Dual Competition between the Basal Ganglia and the Cortex: from Action-Outcome to Stimulus-Response
. 2017-09-13; :

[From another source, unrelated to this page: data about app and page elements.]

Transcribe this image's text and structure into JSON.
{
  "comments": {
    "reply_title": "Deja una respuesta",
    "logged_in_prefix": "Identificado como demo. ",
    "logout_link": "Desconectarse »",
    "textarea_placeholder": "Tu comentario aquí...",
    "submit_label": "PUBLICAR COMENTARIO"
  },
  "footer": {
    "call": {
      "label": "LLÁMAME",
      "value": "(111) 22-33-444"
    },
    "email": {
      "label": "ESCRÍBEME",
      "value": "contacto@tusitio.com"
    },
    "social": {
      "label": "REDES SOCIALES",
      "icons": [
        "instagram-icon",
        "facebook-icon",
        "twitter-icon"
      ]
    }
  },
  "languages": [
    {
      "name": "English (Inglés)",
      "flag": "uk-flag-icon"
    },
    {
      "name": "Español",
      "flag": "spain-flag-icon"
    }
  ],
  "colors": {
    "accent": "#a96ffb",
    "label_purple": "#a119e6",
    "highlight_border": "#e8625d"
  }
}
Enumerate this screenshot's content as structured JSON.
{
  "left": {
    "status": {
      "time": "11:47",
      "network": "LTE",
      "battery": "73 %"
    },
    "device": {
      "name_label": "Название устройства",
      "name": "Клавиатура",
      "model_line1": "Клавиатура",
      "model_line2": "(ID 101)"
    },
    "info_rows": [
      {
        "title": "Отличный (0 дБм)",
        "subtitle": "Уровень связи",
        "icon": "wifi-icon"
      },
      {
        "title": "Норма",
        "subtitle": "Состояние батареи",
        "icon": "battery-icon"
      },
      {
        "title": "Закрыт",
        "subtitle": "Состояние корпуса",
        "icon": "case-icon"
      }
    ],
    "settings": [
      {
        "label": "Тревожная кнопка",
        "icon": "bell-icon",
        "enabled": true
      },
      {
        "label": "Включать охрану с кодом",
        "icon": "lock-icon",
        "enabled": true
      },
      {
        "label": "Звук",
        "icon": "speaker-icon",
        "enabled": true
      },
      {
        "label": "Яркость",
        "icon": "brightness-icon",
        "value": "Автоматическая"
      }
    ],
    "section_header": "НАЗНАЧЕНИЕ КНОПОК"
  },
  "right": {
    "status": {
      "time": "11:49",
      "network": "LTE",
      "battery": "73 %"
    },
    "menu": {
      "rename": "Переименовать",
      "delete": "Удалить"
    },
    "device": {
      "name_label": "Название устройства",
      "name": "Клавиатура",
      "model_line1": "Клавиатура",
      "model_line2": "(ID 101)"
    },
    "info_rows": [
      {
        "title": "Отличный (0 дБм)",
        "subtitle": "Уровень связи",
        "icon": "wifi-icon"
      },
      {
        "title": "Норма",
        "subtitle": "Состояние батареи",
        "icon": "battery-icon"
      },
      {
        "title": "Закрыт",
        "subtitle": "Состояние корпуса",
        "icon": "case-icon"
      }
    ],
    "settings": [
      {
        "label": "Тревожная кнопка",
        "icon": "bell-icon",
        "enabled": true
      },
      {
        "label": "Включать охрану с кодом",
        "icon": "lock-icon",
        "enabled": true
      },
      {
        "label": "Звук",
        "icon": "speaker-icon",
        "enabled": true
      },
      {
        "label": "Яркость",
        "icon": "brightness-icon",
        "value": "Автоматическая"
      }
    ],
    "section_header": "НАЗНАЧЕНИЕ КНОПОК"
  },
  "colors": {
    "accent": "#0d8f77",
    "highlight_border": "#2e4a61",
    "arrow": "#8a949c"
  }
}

Action-outcome (A-O) and stimulus-response (S-R) processes that are two forms of instrumental conditioning that are important components of decision making and action selection. The former adapts its response according to the outcome while the latter is insensitive to the outcome. An unsolved question is how these two processes emerge, cooperate and interact inside the brain in order to issue a unique behavioral answer. Here we propose a model of the interaction between the cortex, the basal ganglia and the thalamus based on a dual competition. We hypothesize that the striatum, the subthalamic nucleus, the internal pallidum (GPi), the thalamus, and the cortex are involved in closed feedback loops through the hyperdirect and direct pathways. These loops support a competition process that results in the ability for the basal ganglia to make a cognitive decision followed by a motor decision. Considering lateral cortical interactions (short range excitation, long range inhibition), another competition takes place inside the cortex allowing this latter to make a cognitive and a motor decision. We show how this dual competition endows the model with two regimes. One is oriented towards action-outcome and is driven by reinforcement learning, the other is oriented towards stimulus-response and is driven by Hebbian learning. The final decision is made according to a combination of these two mechanisms with a gradual transfer from the former to the latter. We confirmed these theoretical results on primates using a two-armed bandit task and a reversible bilateral inactivation of the internal part of the globus pallidus.